The Wall Street Journal reports that nearly 1 in 6 homeowners are “under water,” meaning they owe more than their homes are worth, on their mortgages. Worse, “among people who bought within the past five years, . . . 29% are under water on their mortgages.” Given a 30% drop in home values, it is unsurprising that this is up sharply from last year, but
having more homeowners under water is likely to mean more eventual foreclosures, because it is hard for borrowers in financial trouble to refinance or sell their homes and pay off their mortgage if their debt exceeds the home’s value. A foreclosed home, in turn, tends to lower the value of other homes in its neighborhood.
And unemployment is rising, even on the publicized figures which have been manipulated to understate the problem, which probably means there will be more “borrowers in financial trouble.” The Journal notes that “No longer having equity in their homes makes people feel less rich and thus less inclined to shop at the mall.” It doesn’t note that many people have been using home equity which will no longer be available to refinance their credit card debt.
According to preliminary figures from the Federal Reserve, outstanding revolving credit dropped in August to $969.0 billion from its July high of $969.6 billion. That’s still up nearly $200 billion from 2003 levels with a rate of increase that about doubled in 2006 and which was higher than that through the first quarter of this year. It appears that delinquency rates are rising.
This adds to what Gary Dorsch, writing for Market Oracle, calls a “reckless decision to allow Lehman Brothers (LEH) to fail,” that left bondholders high and dry. Writing for the Asia Times, Doug Noland explains,
At this point, there is clearly insufficient credit expansion to support inflated asset markets; incomes and household spending; corporate cash flows and investment; and government receipts and expenditures. Lending markets are frozen, securitization markets broken, corporate and municipal debt markets in disarray, derivatives markets in shambles, and the leveraged speculating community is engaged in panic de-leveraging.
As a consequence, the over-indebted household, corporate and state and local sectors now face a devastating liquidity crisis.

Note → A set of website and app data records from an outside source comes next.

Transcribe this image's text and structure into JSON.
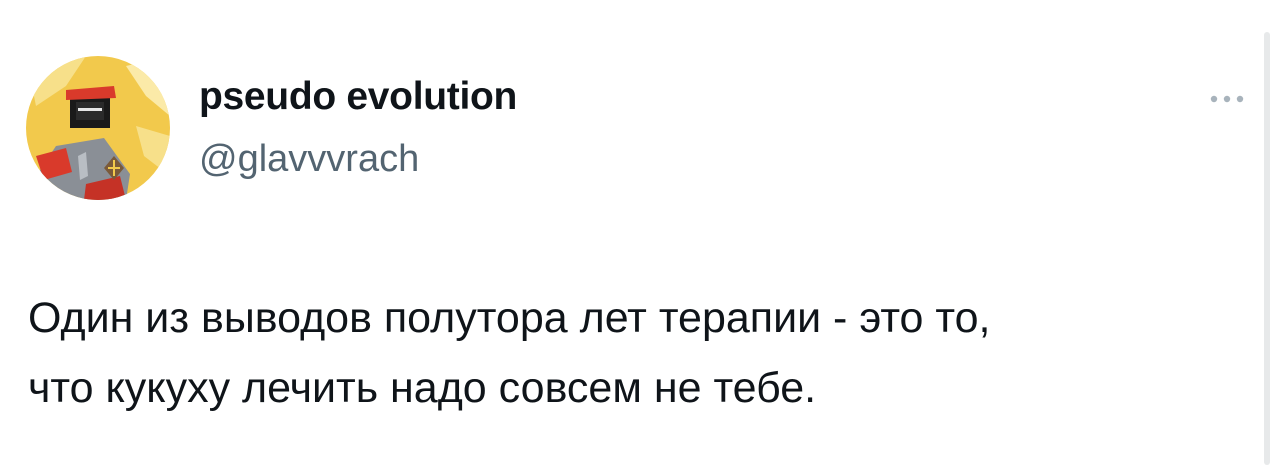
{
  "author": {
    "display_name": "pseudo evolution",
    "handle": "@glavvvrach",
    "avatar_icon": "avatar-image"
  },
  "actions": {
    "more_icon": "more-horizontal-icon"
  },
  "tweet": {
    "line1": "Один из выводов полутора лет терапии - это то,",
    "line2": "что кукуху лечить надо совсем не тебе."
  },
  "colors": {
    "text_primary": "#0f1419",
    "text_secondary": "#536471",
    "avatar_bg": "#f2c94c",
    "avatar_accent": "#d93a2b"
  }
}
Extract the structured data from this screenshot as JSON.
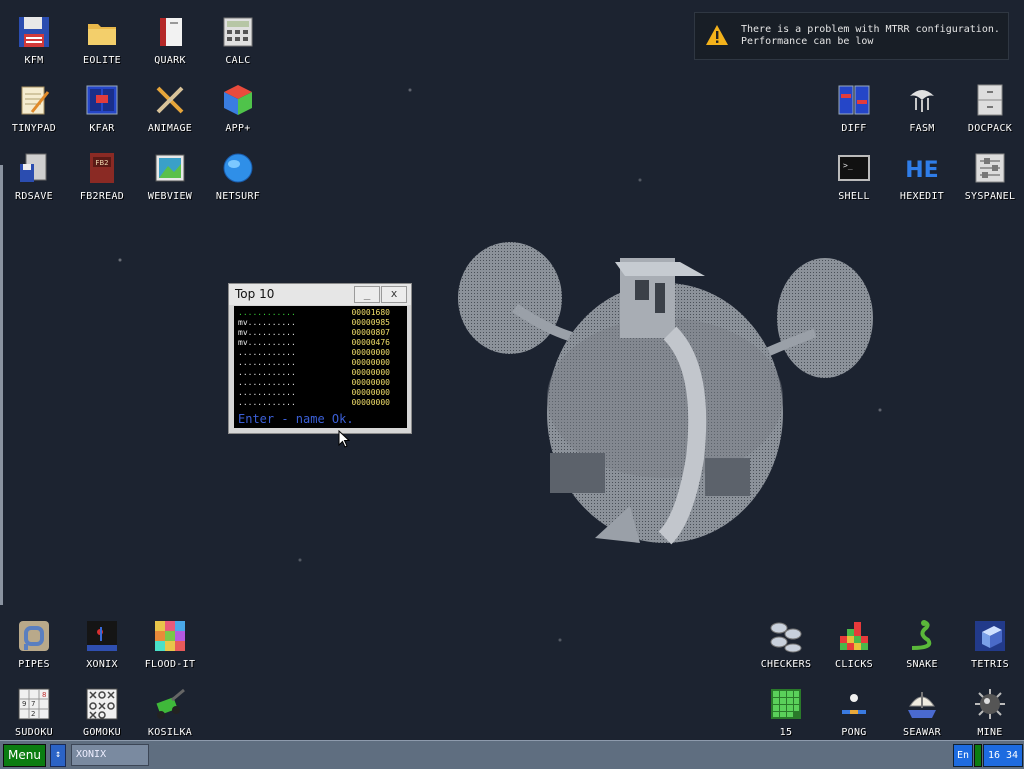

This is not going to help employment. And unless someone can explain how a lot more consumer debt is not going to go bad, this looks to me like the beginning rather than the end of a vicious cycle. A year ago, I started wondering what would happen in a couple years once Barack Obama was president and we were still in Iraq and the economy was a disaster. There’s still a year to run on that question. It looks like we’ll be finding out.